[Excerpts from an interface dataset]
+ + + + + + +

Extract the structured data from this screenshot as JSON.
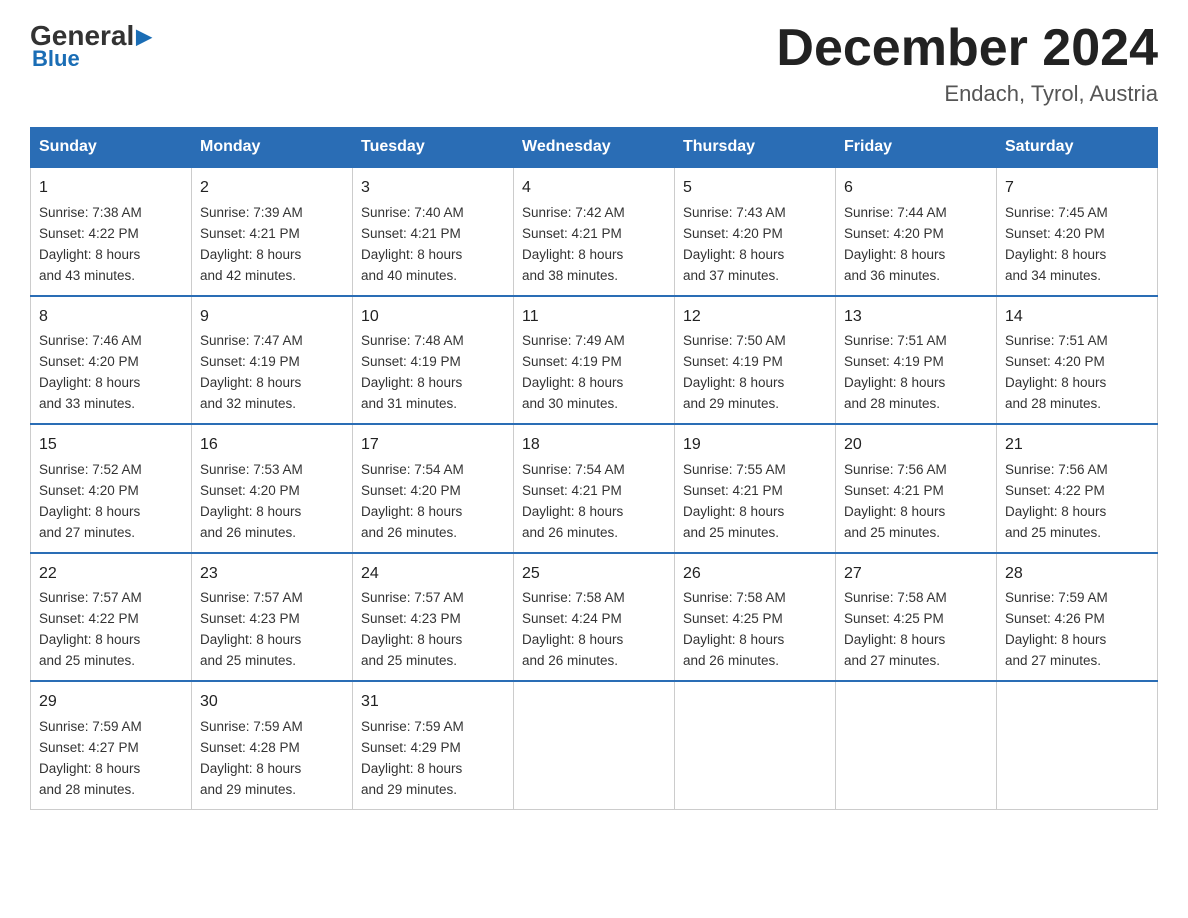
{
  "logo": {
    "general": "General",
    "blue": "Blue",
    "subtitle": "Blue"
  },
  "header": {
    "title": "December 2024",
    "location": "Endach, Tyrol, Austria"
  },
  "days_of_week": [
    "Sunday",
    "Monday",
    "Tuesday",
    "Wednesday",
    "Thursday",
    "Friday",
    "Saturday"
  ],
  "weeks": [
    [
      {
        "day": "1",
        "sunrise": "Sunrise: 7:38 AM",
        "sunset": "Sunset: 4:22 PM",
        "daylight": "Daylight: 8 hours",
        "daylight2": "and 43 minutes."
      },
      {
        "day": "2",
        "sunrise": "Sunrise: 7:39 AM",
        "sunset": "Sunset: 4:21 PM",
        "daylight": "Daylight: 8 hours",
        "daylight2": "and 42 minutes."
      },
      {
        "day": "3",
        "sunrise": "Sunrise: 7:40 AM",
        "sunset": "Sunset: 4:21 PM",
        "daylight": "Daylight: 8 hours",
        "daylight2": "and 40 minutes."
      },
      {
        "day": "4",
        "sunrise": "Sunrise: 7:42 AM",
        "sunset": "Sunset: 4:21 PM",
        "daylight": "Daylight: 8 hours",
        "daylight2": "and 38 minutes."
      },
      {
        "day": "5",
        "sunrise": "Sunrise: 7:43 AM",
        "sunset": "Sunset: 4:20 PM",
        "daylight": "Daylight: 8 hours",
        "daylight2": "and 37 minutes."
      },
      {
        "day": "6",
        "sunrise": "Sunrise: 7:44 AM",
        "sunset": "Sunset: 4:20 PM",
        "daylight": "Daylight: 8 hours",
        "daylight2": "and 36 minutes."
      },
      {
        "day": "7",
        "sunrise": "Sunrise: 7:45 AM",
        "sunset": "Sunset: 4:20 PM",
        "daylight": "Daylight: 8 hours",
        "daylight2": "and 34 minutes."
      }
    ],
    [
      {
        "day": "8",
        "sunrise": "Sunrise: 7:46 AM",
        "sunset": "Sunset: 4:20 PM",
        "daylight": "Daylight: 8 hours",
        "daylight2": "and 33 minutes."
      },
      {
        "day": "9",
        "sunrise": "Sunrise: 7:47 AM",
        "sunset": "Sunset: 4:19 PM",
        "daylight": "Daylight: 8 hours",
        "daylight2": "and 32 minutes."
      },
      {
        "day": "10",
        "sunrise": "Sunrise: 7:48 AM",
        "sunset": "Sunset: 4:19 PM",
        "daylight": "Daylight: 8 hours",
        "daylight2": "and 31 minutes."
      },
      {
        "day": "11",
        "sunrise": "Sunrise: 7:49 AM",
        "sunset": "Sunset: 4:19 PM",
        "daylight": "Daylight: 8 hours",
        "daylight2": "and 30 minutes."
      },
      {
        "day": "12",
        "sunrise": "Sunrise: 7:50 AM",
        "sunset": "Sunset: 4:19 PM",
        "daylight": "Daylight: 8 hours",
        "daylight2": "and 29 minutes."
      },
      {
        "day": "13",
        "sunrise": "Sunrise: 7:51 AM",
        "sunset": "Sunset: 4:19 PM",
        "daylight": "Daylight: 8 hours",
        "daylight2": "and 28 minutes."
      },
      {
        "day": "14",
        "sunrise": "Sunrise: 7:51 AM",
        "sunset": "Sunset: 4:20 PM",
        "daylight": "Daylight: 8 hours",
        "daylight2": "and 28 minutes."
      }
    ],
    [
      {
        "day": "15",
        "sunrise": "Sunrise: 7:52 AM",
        "sunset": "Sunset: 4:20 PM",
        "daylight": "Daylight: 8 hours",
        "daylight2": "and 27 minutes."
      },
      {
        "day": "16",
        "sunrise": "Sunrise: 7:53 AM",
        "sunset": "Sunset: 4:20 PM",
        "daylight": "Daylight: 8 hours",
        "daylight2": "and 26 minutes."
      },
      {
        "day": "17",
        "sunrise": "Sunrise: 7:54 AM",
        "sunset": "Sunset: 4:20 PM",
        "daylight": "Daylight: 8 hours",
        "daylight2": "and 26 minutes."
      },
      {
        "day": "18",
        "sunrise": "Sunrise: 7:54 AM",
        "sunset": "Sunset: 4:21 PM",
        "daylight": "Daylight: 8 hours",
        "daylight2": "and 26 minutes."
      },
      {
        "day": "19",
        "sunrise": "Sunrise: 7:55 AM",
        "sunset": "Sunset: 4:21 PM",
        "daylight": "Daylight: 8 hours",
        "daylight2": "and 25 minutes."
      },
      {
        "day": "20",
        "sunrise": "Sunrise: 7:56 AM",
        "sunset": "Sunset: 4:21 PM",
        "daylight": "Daylight: 8 hours",
        "daylight2": "and 25 minutes."
      },
      {
        "day": "21",
        "sunrise": "Sunrise: 7:56 AM",
        "sunset": "Sunset: 4:22 PM",
        "daylight": "Daylight: 8 hours",
        "daylight2": "and 25 minutes."
      }
    ],
    [
      {
        "day": "22",
        "sunrise": "Sunrise: 7:57 AM",
        "sunset": "Sunset: 4:22 PM",
        "daylight": "Daylight: 8 hours",
        "daylight2": "and 25 minutes."
      },
      {
        "day": "23",
        "sunrise": "Sunrise: 7:57 AM",
        "sunset": "Sunset: 4:23 PM",
        "daylight": "Daylight: 8 hours",
        "daylight2": "and 25 minutes."
      },
      {
        "day": "24",
        "sunrise": "Sunrise: 7:57 AM",
        "sunset": "Sunset: 4:23 PM",
        "daylight": "Daylight: 8 hours",
        "daylight2": "and 25 minutes."
      },
      {
        "day": "25",
        "sunrise": "Sunrise: 7:58 AM",
        "sunset": "Sunset: 4:24 PM",
        "daylight": "Daylight: 8 hours",
        "daylight2": "and 26 minutes."
      },
      {
        "day": "26",
        "sunrise": "Sunrise: 7:58 AM",
        "sunset": "Sunset: 4:25 PM",
        "daylight": "Daylight: 8 hours",
        "daylight2": "and 26 minutes."
      },
      {
        "day": "27",
        "sunrise": "Sunrise: 7:58 AM",
        "sunset": "Sunset: 4:25 PM",
        "daylight": "Daylight: 8 hours",
        "daylight2": "and 27 minutes."
      },
      {
        "day": "28",
        "sunrise": "Sunrise: 7:59 AM",
        "sunset": "Sunset: 4:26 PM",
        "daylight": "Daylight: 8 hours",
        "daylight2": "and 27 minutes."
      }
    ],
    [
      {
        "day": "29",
        "sunrise": "Sunrise: 7:59 AM",
        "sunset": "Sunset: 4:27 PM",
        "daylight": "Daylight: 8 hours",
        "daylight2": "and 28 minutes."
      },
      {
        "day": "30",
        "sunrise": "Sunrise: 7:59 AM",
        "sunset": "Sunset: 4:28 PM",
        "daylight": "Daylight: 8 hours",
        "daylight2": "and 29 minutes."
      },
      {
        "day": "31",
        "sunrise": "Sunrise: 7:59 AM",
        "sunset": "Sunset: 4:29 PM",
        "daylight": "Daylight: 8 hours",
        "daylight2": "and 29 minutes."
      },
      {
        "day": "",
        "sunrise": "",
        "sunset": "",
        "daylight": "",
        "daylight2": ""
      },
      {
        "day": "",
        "sunrise": "",
        "sunset": "",
        "daylight": "",
        "daylight2": ""
      },
      {
        "day": "",
        "sunrise": "",
        "sunset": "",
        "daylight": "",
        "daylight2": ""
      },
      {
        "day": "",
        "sunrise": "",
        "sunset": "",
        "daylight": "",
        "daylight2": ""
      }
    ]
  ]
}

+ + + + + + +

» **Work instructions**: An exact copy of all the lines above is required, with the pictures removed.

» **Task result**:
Extract the structured data from this screenshot as JSON.
{
  "logo": {
    "general": "General",
    "blue": "Blue",
    "subtitle": "Blue"
  },
  "header": {
    "title": "December 2024",
    "location": "Endach, Tyrol, Austria"
  },
  "days_of_week": [
    "Sunday",
    "Monday",
    "Tuesday",
    "Wednesday",
    "Thursday",
    "Friday",
    "Saturday"
  ],
  "weeks": [
    [
      {
        "day": "1",
        "sunrise": "Sunrise: 7:38 AM",
        "sunset": "Sunset: 4:22 PM",
        "daylight": "Daylight: 8 hours",
        "daylight2": "and 43 minutes."
      },
      {
        "day": "2",
        "sunrise": "Sunrise: 7:39 AM",
        "sunset": "Sunset: 4:21 PM",
        "daylight": "Daylight: 8 hours",
        "daylight2": "and 42 minutes."
      },
      {
        "day": "3",
        "sunrise": "Sunrise: 7:40 AM",
        "sunset": "Sunset: 4:21 PM",
        "daylight": "Daylight: 8 hours",
        "daylight2": "and 40 minutes."
      },
      {
        "day": "4",
        "sunrise": "Sunrise: 7:42 AM",
        "sunset": "Sunset: 4:21 PM",
        "daylight": "Daylight: 8 hours",
        "daylight2": "and 38 minutes."
      },
      {
        "day": "5",
        "sunrise": "Sunrise: 7:43 AM",
        "sunset": "Sunset: 4:20 PM",
        "daylight": "Daylight: 8 hours",
        "daylight2": "and 37 minutes."
      },
      {
        "day": "6",
        "sunrise": "Sunrise: 7:44 AM",
        "sunset": "Sunset: 4:20 PM",
        "daylight": "Daylight: 8 hours",
        "daylight2": "and 36 minutes."
      },
      {
        "day": "7",
        "sunrise": "Sunrise: 7:45 AM",
        "sunset": "Sunset: 4:20 PM",
        "daylight": "Daylight: 8 hours",
        "daylight2": "and 34 minutes."
      }
    ],
    [
      {
        "day": "8",
        "sunrise": "Sunrise: 7:46 AM",
        "sunset": "Sunset: 4:20 PM",
        "daylight": "Daylight: 8 hours",
        "daylight2": "and 33 minutes."
      },
      {
        "day": "9",
        "sunrise": "Sunrise: 7:47 AM",
        "sunset": "Sunset: 4:19 PM",
        "daylight": "Daylight: 8 hours",
        "daylight2": "and 32 minutes."
      },
      {
        "day": "10",
        "sunrise": "Sunrise: 7:48 AM",
        "sunset": "Sunset: 4:19 PM",
        "daylight": "Daylight: 8 hours",
        "daylight2": "and 31 minutes."
      },
      {
        "day": "11",
        "sunrise": "Sunrise: 7:49 AM",
        "sunset": "Sunset: 4:19 PM",
        "daylight": "Daylight: 8 hours",
        "daylight2": "and 30 minutes."
      },
      {
        "day": "12",
        "sunrise": "Sunrise: 7:50 AM",
        "sunset": "Sunset: 4:19 PM",
        "daylight": "Daylight: 8 hours",
        "daylight2": "and 29 minutes."
      },
      {
        "day": "13",
        "sunrise": "Sunrise: 7:51 AM",
        "sunset": "Sunset: 4:19 PM",
        "daylight": "Daylight: 8 hours",
        "daylight2": "and 28 minutes."
      },
      {
        "day": "14",
        "sunrise": "Sunrise: 7:51 AM",
        "sunset": "Sunset: 4:20 PM",
        "daylight": "Daylight: 8 hours",
        "daylight2": "and 28 minutes."
      }
    ],
    [
      {
        "day": "15",
        "sunrise": "Sunrise: 7:52 AM",
        "sunset": "Sunset: 4:20 PM",
        "daylight": "Daylight: 8 hours",
        "daylight2": "and 27 minutes."
      },
      {
        "day": "16",
        "sunrise": "Sunrise: 7:53 AM",
        "sunset": "Sunset: 4:20 PM",
        "daylight": "Daylight: 8 hours",
        "daylight2": "and 26 minutes."
      },
      {
        "day": "17",
        "sunrise": "Sunrise: 7:54 AM",
        "sunset": "Sunset: 4:20 PM",
        "daylight": "Daylight: 8 hours",
        "daylight2": "and 26 minutes."
      },
      {
        "day": "18",
        "sunrise": "Sunrise: 7:54 AM",
        "sunset": "Sunset: 4:21 PM",
        "daylight": "Daylight: 8 hours",
        "daylight2": "and 26 minutes."
      },
      {
        "day": "19",
        "sunrise": "Sunrise: 7:55 AM",
        "sunset": "Sunset: 4:21 PM",
        "daylight": "Daylight: 8 hours",
        "daylight2": "and 25 minutes."
      },
      {
        "day": "20",
        "sunrise": "Sunrise: 7:56 AM",
        "sunset": "Sunset: 4:21 PM",
        "daylight": "Daylight: 8 hours",
        "daylight2": "and 25 minutes."
      },
      {
        "day": "21",
        "sunrise": "Sunrise: 7:56 AM",
        "sunset": "Sunset: 4:22 PM",
        "daylight": "Daylight: 8 hours",
        "daylight2": "and 25 minutes."
      }
    ],
    [
      {
        "day": "22",
        "sunrise": "Sunrise: 7:57 AM",
        "sunset": "Sunset: 4:22 PM",
        "daylight": "Daylight: 8 hours",
        "daylight2": "and 25 minutes."
      },
      {
        "day": "23",
        "sunrise": "Sunrise: 7:57 AM",
        "sunset": "Sunset: 4:23 PM",
        "daylight": "Daylight: 8 hours",
        "daylight2": "and 25 minutes."
      },
      {
        "day": "24",
        "sunrise": "Sunrise: 7:57 AM",
        "sunset": "Sunset: 4:23 PM",
        "daylight": "Daylight: 8 hours",
        "daylight2": "and 25 minutes."
      },
      {
        "day": "25",
        "sunrise": "Sunrise: 7:58 AM",
        "sunset": "Sunset: 4:24 PM",
        "daylight": "Daylight: 8 hours",
        "daylight2": "and 26 minutes."
      },
      {
        "day": "26",
        "sunrise": "Sunrise: 7:58 AM",
        "sunset": "Sunset: 4:25 PM",
        "daylight": "Daylight: 8 hours",
        "daylight2": "and 26 minutes."
      },
      {
        "day": "27",
        "sunrise": "Sunrise: 7:58 AM",
        "sunset": "Sunset: 4:25 PM",
        "daylight": "Daylight: 8 hours",
        "daylight2": "and 27 minutes."
      },
      {
        "day": "28",
        "sunrise": "Sunrise: 7:59 AM",
        "sunset": "Sunset: 4:26 PM",
        "daylight": "Daylight: 8 hours",
        "daylight2": "and 27 minutes."
      }
    ],
    [
      {
        "day": "29",
        "sunrise": "Sunrise: 7:59 AM",
        "sunset": "Sunset: 4:27 PM",
        "daylight": "Daylight: 8 hours",
        "daylight2": "and 28 minutes."
      },
      {
        "day": "30",
        "sunrise": "Sunrise: 7:59 AM",
        "sunset": "Sunset: 4:28 PM",
        "daylight": "Daylight: 8 hours",
        "daylight2": "and 29 minutes."
      },
      {
        "day": "31",
        "sunrise": "Sunrise: 7:59 AM",
        "sunset": "Sunset: 4:29 PM",
        "daylight": "Daylight: 8 hours",
        "daylight2": "and 29 minutes."
      },
      {
        "day": "",
        "sunrise": "",
        "sunset": "",
        "daylight": "",
        "daylight2": ""
      },
      {
        "day": "",
        "sunrise": "",
        "sunset": "",
        "daylight": "",
        "daylight2": ""
      },
      {
        "day": "",
        "sunrise": "",
        "sunset": "",
        "daylight": "",
        "daylight2": ""
      },
      {
        "day": "",
        "sunrise": "",
        "sunset": "",
        "daylight": "",
        "daylight2": ""
      }
    ]
  ]
}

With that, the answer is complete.